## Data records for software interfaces
○ ○ ○
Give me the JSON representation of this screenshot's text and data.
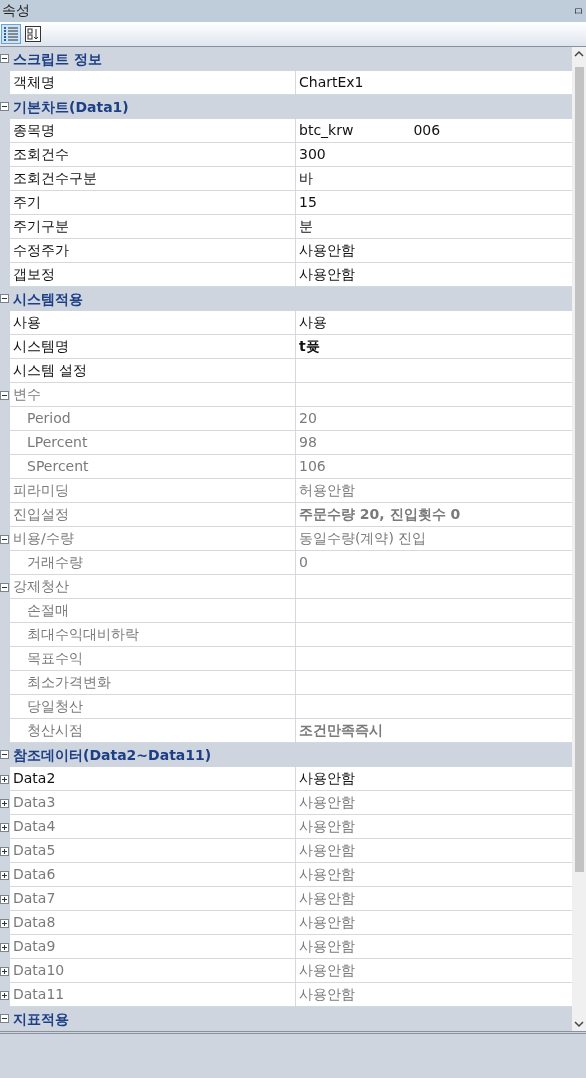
{
  "panel": {
    "title": "속성",
    "pin": "ㅁ"
  },
  "toolbar": [
    {
      "kind": "categorized",
      "selected": true
    },
    {
      "kind": "alphabetical",
      "selected": false
    }
  ],
  "categories": [
    {
      "label": "스크립트 정보",
      "expanded": true,
      "properties": [
        {
          "name": "객체명",
          "value": "ChartEx1",
          "disabled": false,
          "bold": false
        }
      ]
    },
    {
      "label": "기본차트(Data1)",
      "expanded": true,
      "properties": [
        {
          "name": "종목명",
          "value": "btc_krw",
          "suffix": "006",
          "disabled": false,
          "bold": false
        },
        {
          "name": "조회건수",
          "value": "300",
          "disabled": false,
          "bold": false
        },
        {
          "name": "조회건수구분",
          "value": "바",
          "disabled": false,
          "bold": false
        },
        {
          "name": "주기",
          "value": "15",
          "disabled": false,
          "bold": false
        },
        {
          "name": "주기구분",
          "value": "분",
          "disabled": false,
          "bold": false
        },
        {
          "name": "수정주가",
          "value": "사용안함",
          "disabled": false,
          "bold": false
        },
        {
          "name": "갭보정",
          "value": "사용안함",
          "disabled": false,
          "bold": false
        }
      ]
    },
    {
      "label": "시스템적용",
      "expanded": true,
      "properties": [
        {
          "name": "사용",
          "value": "사용",
          "disabled": false,
          "bold": false
        },
        {
          "name": "시스템명",
          "value": "t퓻",
          "disabled": false,
          "bold": true
        },
        {
          "name": "시스템 설정",
          "disabled": false
        },
        {
          "name": "변수",
          "disabled": true,
          "expanded": true,
          "children": [
            {
              "name": "Period",
              "value": "20",
              "disabled": true,
              "bold": false
            },
            {
              "name": "LPercent",
              "value": "98",
              "disabled": true,
              "bold": false
            },
            {
              "name": "SPercent",
              "value": "106",
              "disabled": true,
              "bold": false
            }
          ]
        },
        {
          "name": "피라미딩",
          "value": "허용안함",
          "disabled": true,
          "bold": false
        },
        {
          "name": "진입설정",
          "value": "주문수량 20, 진입횟수 0",
          "disabled": true,
          "bold": true
        },
        {
          "name": "비용/수량",
          "value": "동일수량(계약) 진입",
          "disabled": true,
          "bold": false,
          "expanded": true,
          "children": [
            {
              "name": "거래수량",
              "value": "0",
              "disabled": true,
              "bold": false
            }
          ]
        },
        {
          "name": "강제청산",
          "disabled": true,
          "expanded": true,
          "children": [
            {
              "name": "손절매",
              "disabled": true
            },
            {
              "name": "최대수익대비하락",
              "disabled": true
            },
            {
              "name": "목표수익",
              "disabled": true
            },
            {
              "name": "최소가격변화",
              "disabled": true
            },
            {
              "name": "당일청산",
              "disabled": true
            },
            {
              "name": "청산시점",
              "value": "조건만족즉시",
              "disabled": true,
              "bold": true
            }
          ]
        }
      ]
    },
    {
      "label": "참조데이터(Data2~Data11)",
      "expanded": true,
      "properties": [
        {
          "name": "Data2",
          "value": "사용안함",
          "disabled": false,
          "bold": false,
          "expanded": false
        },
        {
          "name": "Data3",
          "value": "사용안함",
          "disabled": true,
          "bold": false,
          "expanded": false
        },
        {
          "name": "Data4",
          "value": "사용안함",
          "disabled": true,
          "bold": false,
          "expanded": false
        },
        {
          "name": "Data5",
          "value": "사용안함",
          "disabled": true,
          "bold": false,
          "expanded": false
        },
        {
          "name": "Data6",
          "value": "사용안함",
          "disabled": true,
          "bold": false,
          "expanded": false
        },
        {
          "name": "Data7",
          "value": "사용안함",
          "disabled": true,
          "bold": false,
          "expanded": false
        },
        {
          "name": "Data8",
          "value": "사용안함",
          "disabled": true,
          "bold": false,
          "expanded": false
        },
        {
          "name": "Data9",
          "value": "사용안함",
          "disabled": true,
          "bold": false,
          "expanded": false
        },
        {
          "name": "Data10",
          "value": "사용안함",
          "disabled": true,
          "bold": false,
          "expanded": false
        },
        {
          "name": "Data11",
          "value": "사용안함",
          "disabled": true,
          "bold": false,
          "expanded": false
        }
      ]
    },
    {
      "label": "지표적용",
      "expanded": true
    }
  ]
}
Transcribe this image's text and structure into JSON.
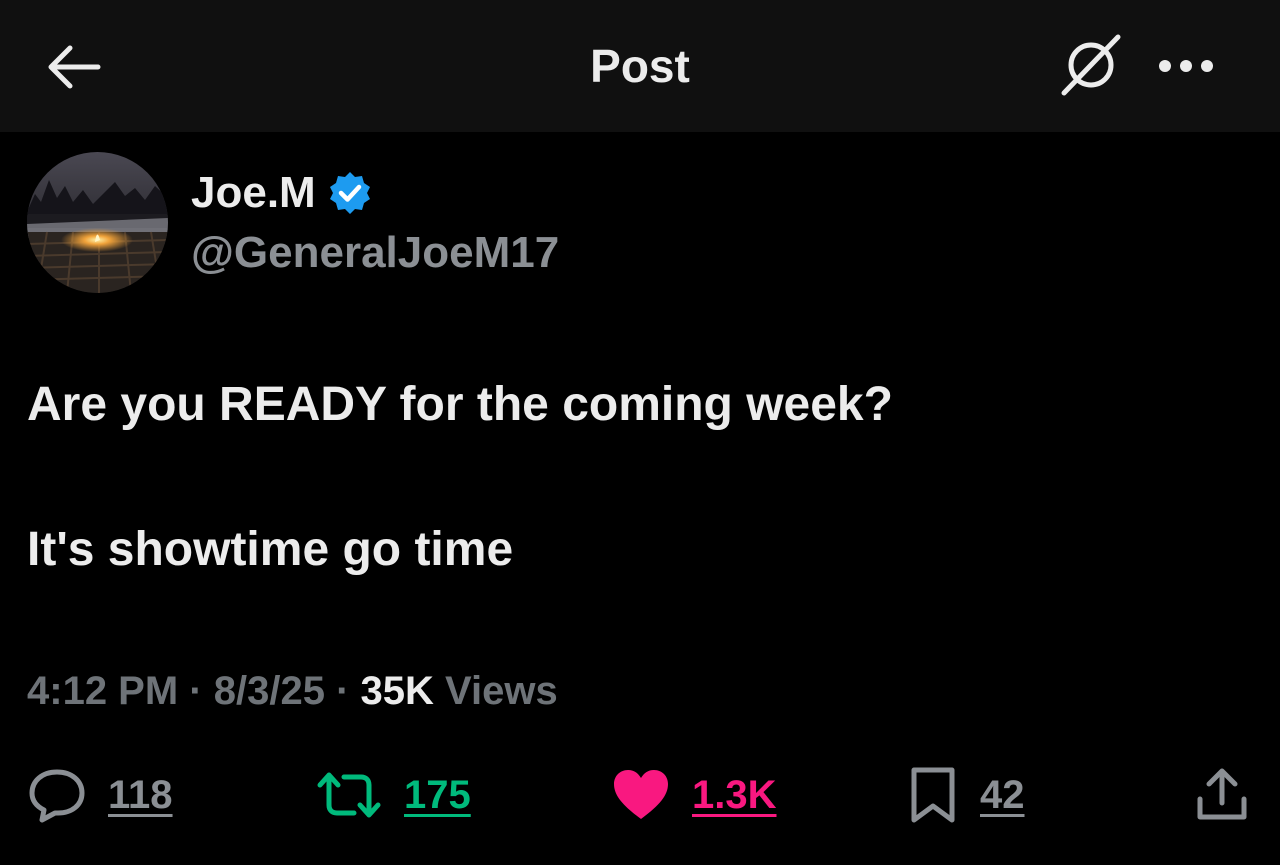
{
  "header": {
    "title": "Post",
    "back_icon": "arrow-left-icon",
    "grok_icon": "grok-slash-icon",
    "more_icon": "ellipsis-icon"
  },
  "author": {
    "display_name": "Joe.M",
    "handle": "@GeneralJoeM17",
    "verified": true,
    "verified_color": "#1d9bf0"
  },
  "post": {
    "line1": "Are you READY for the coming week?",
    "line2": "It's showtime go time"
  },
  "meta": {
    "time": "4:12 PM",
    "date": "8/3/25",
    "views_count": "35K",
    "views_label": "Views"
  },
  "actions": {
    "replies": {
      "count": "118",
      "color": "#8b8f94"
    },
    "reposts": {
      "count": "175",
      "color": "#00ba7c"
    },
    "likes": {
      "count": "1.3K",
      "color": "#f91880"
    },
    "bookmarks": {
      "count": "42",
      "color": "#8b8f94"
    }
  }
}
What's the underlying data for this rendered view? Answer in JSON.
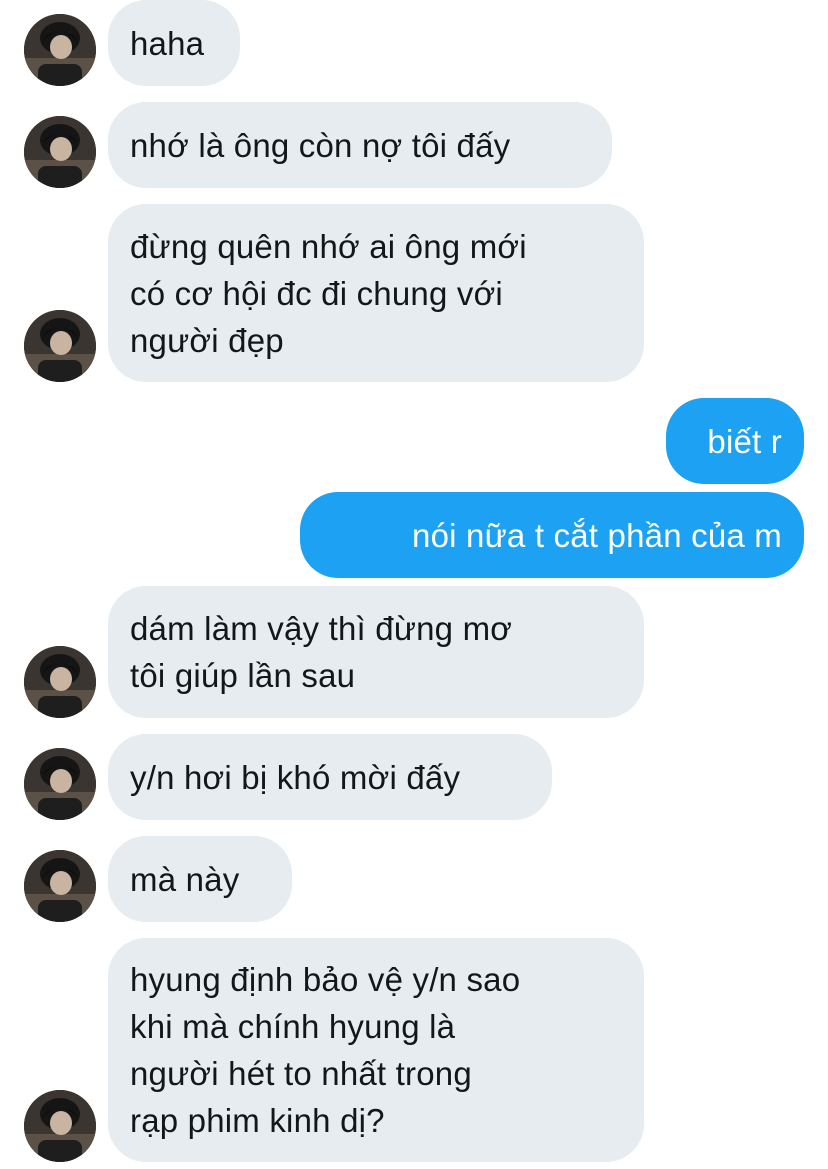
{
  "conversation": {
    "messages": [
      {
        "side": "in",
        "lines": [
          "haha"
        ]
      },
      {
        "side": "in",
        "lines": [
          "nhớ là ông còn nợ tôi đấy"
        ]
      },
      {
        "side": "in",
        "lines": [
          "đừng quên nhớ ai ông mới",
          "có cơ hội đc đi chung với",
          "người đẹp"
        ]
      },
      {
        "side": "out",
        "lines": [
          "biết r"
        ]
      },
      {
        "side": "out",
        "lines": [
          "nói nữa t cắt phần của m"
        ]
      },
      {
        "side": "in",
        "lines": [
          "dám làm vậy thì đừng mơ",
          "tôi giúp lần sau"
        ]
      },
      {
        "side": "in",
        "lines": [
          "y/n hơi bị khó mời đấy"
        ]
      },
      {
        "side": "in",
        "lines": [
          "mà này"
        ]
      },
      {
        "side": "in",
        "lines": [
          "hyung định bảo vệ y/n sao",
          "khi mà chính hyung là",
          "người hét to nhất trong",
          "rạp phim kinh dị?"
        ]
      }
    ]
  },
  "colors": {
    "incoming_bubble": "#e6ecf0",
    "outgoing_bubble": "#1da1f2",
    "incoming_text": "#14171a",
    "outgoing_text": "#ffffff"
  },
  "icons": {
    "avatar": "contact-avatar-photo"
  }
}
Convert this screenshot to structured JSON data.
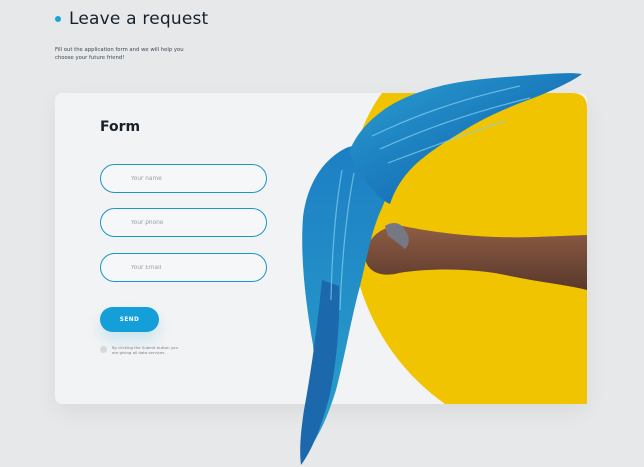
{
  "header": {
    "title": "Leave a request",
    "subtitle": "Fill out the application form and we will help you choose your future friend!"
  },
  "form": {
    "title": "Form",
    "fields": [
      {
        "placeholder": "Your name",
        "value": ""
      },
      {
        "placeholder": "Your phone",
        "value": ""
      },
      {
        "placeholder": "Your Email",
        "value": ""
      }
    ],
    "send_label": "SEND",
    "consent_text": "By clicking the Submit button you are giving all data services"
  },
  "colors": {
    "accent": "#149fd8",
    "yellow": "#f0c400",
    "background": "#e7e8ea"
  },
  "illustration": {
    "subject": "blue-and-yellow macaw perched on an arm"
  }
}
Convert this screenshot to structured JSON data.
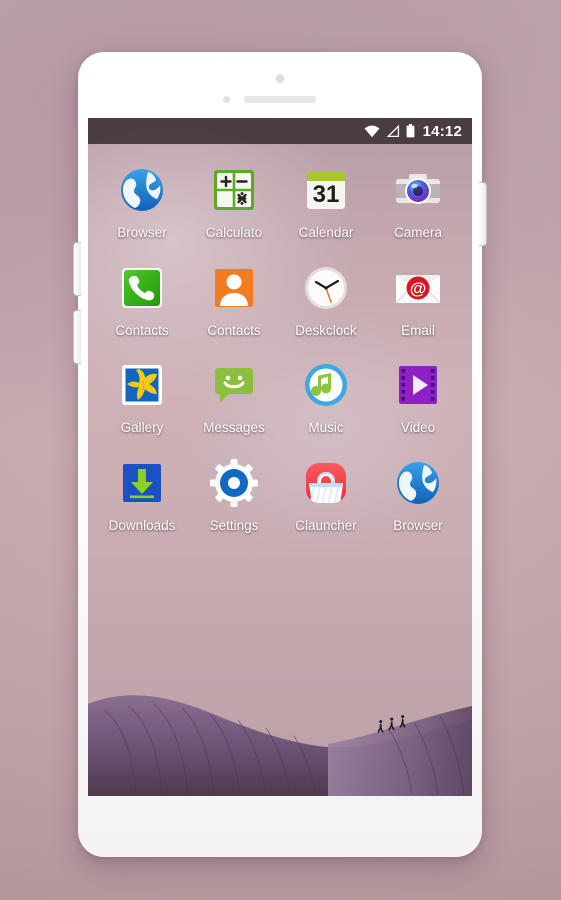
{
  "device": {
    "name": "android-phone-mockup",
    "hardware": {
      "front_camera": "front-camera",
      "earpiece": "earpiece-speaker",
      "proximity_sensor": "proximity-sensor",
      "volume_up": "volume-up-key",
      "volume_down": "volume-down-key",
      "power": "power-key"
    }
  },
  "statusbar": {
    "time": "14:12",
    "icons": [
      "wifi-icon",
      "signal-icon",
      "battery-icon"
    ]
  },
  "home": {
    "wallpaper": "purple-sand-dunes-with-walkers",
    "apps": [
      {
        "label": "Browser",
        "icon": "browser-globe-icon",
        "color": "#1a7fd4"
      },
      {
        "label": "Calculato",
        "icon": "calculator-icon",
        "color": "#4caf28"
      },
      {
        "label": "Calendar",
        "icon": "calendar-31-icon",
        "color": "#a8c32e"
      },
      {
        "label": "Camera",
        "icon": "camera-icon",
        "color": "#6a3fb5"
      },
      {
        "label": "Contacts",
        "icon": "phone-dialer-icon",
        "color": "#2fa319"
      },
      {
        "label": "Contacts",
        "icon": "contacts-person-icon",
        "color": "#f47a20"
      },
      {
        "label": "Deskclock",
        "icon": "analog-clock-icon",
        "color": "#f36c21"
      },
      {
        "label": "Email",
        "icon": "email-envelope-icon",
        "color": "#d81f26"
      },
      {
        "label": "Gallery",
        "icon": "gallery-flower-icon",
        "color": "#f6c21a"
      },
      {
        "label": "Messages",
        "icon": "messages-bubble-icon",
        "color": "#8bc34a"
      },
      {
        "label": "Music",
        "icon": "music-note-icon",
        "color": "#3aa6e0"
      },
      {
        "label": "Video",
        "icon": "video-film-icon",
        "color": "#8e24c8"
      },
      {
        "label": "Downloads",
        "icon": "download-arrow-icon",
        "color": "#1b4fc4"
      },
      {
        "label": "Settings",
        "icon": "settings-gear-icon",
        "color": "#1565c0"
      },
      {
        "label": "Clauncher",
        "icon": "clauncher-basket-icon",
        "color": "#f2464b"
      },
      {
        "label": "Browser",
        "icon": "browser-globe-icon",
        "color": "#1a7fd4"
      }
    ]
  },
  "colors": {
    "backdrop": "#c4a7ad",
    "statusbar": "#3a3032",
    "label_text": "#ffffff",
    "dune": "#6e5574"
  }
}
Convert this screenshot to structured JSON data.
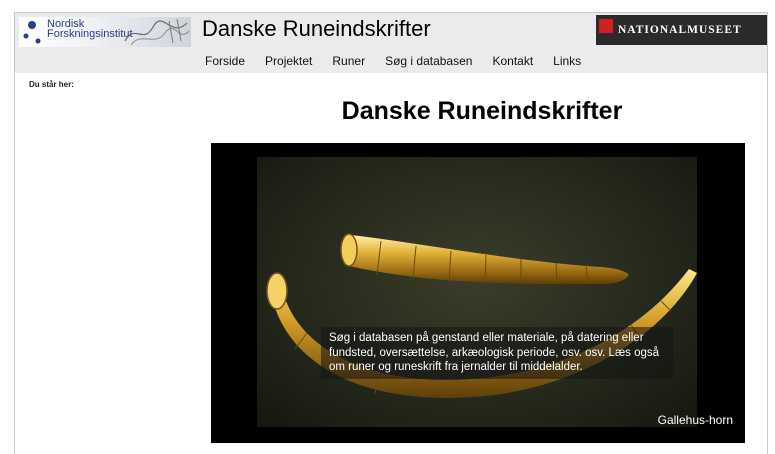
{
  "header": {
    "nfi_logo_line1": "Nordisk",
    "nfi_logo_line2": "Forskningsinstitut",
    "site_title": "Danske Runeindskrifter",
    "museum_logo": "NATIONALMUSEET"
  },
  "nav": {
    "items": [
      {
        "label": "Forside"
      },
      {
        "label": "Projektet"
      },
      {
        "label": "Runer"
      },
      {
        "label": "Søg i databasen"
      },
      {
        "label": "Kontakt"
      },
      {
        "label": "Links"
      }
    ]
  },
  "breadcrumb": "Du står her:",
  "main": {
    "page_title": "Danske Runeindskrifter",
    "hero_caption": "Søg i databasen på genstand eller materiale, på datering eller fundsted, oversættelse, arkæologisk periode, osv. osv. Læs også om runer og runeskrift fra jernalder til middelalder.",
    "hero_credit": "Gallehus-horn"
  },
  "colors": {
    "header_bg": "#ebebeb",
    "museum_logo_bg": "#2b2b2b",
    "museum_logo_accent": "#d21f1f",
    "nfi_text": "#2a3c8c",
    "gold": "#d7a52c"
  }
}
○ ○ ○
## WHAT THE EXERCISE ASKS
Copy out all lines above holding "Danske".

## FINISHED TASK
    "site_title": "Danske Runeindskrifter",
    "page_title": "Danske Runeindskrifter",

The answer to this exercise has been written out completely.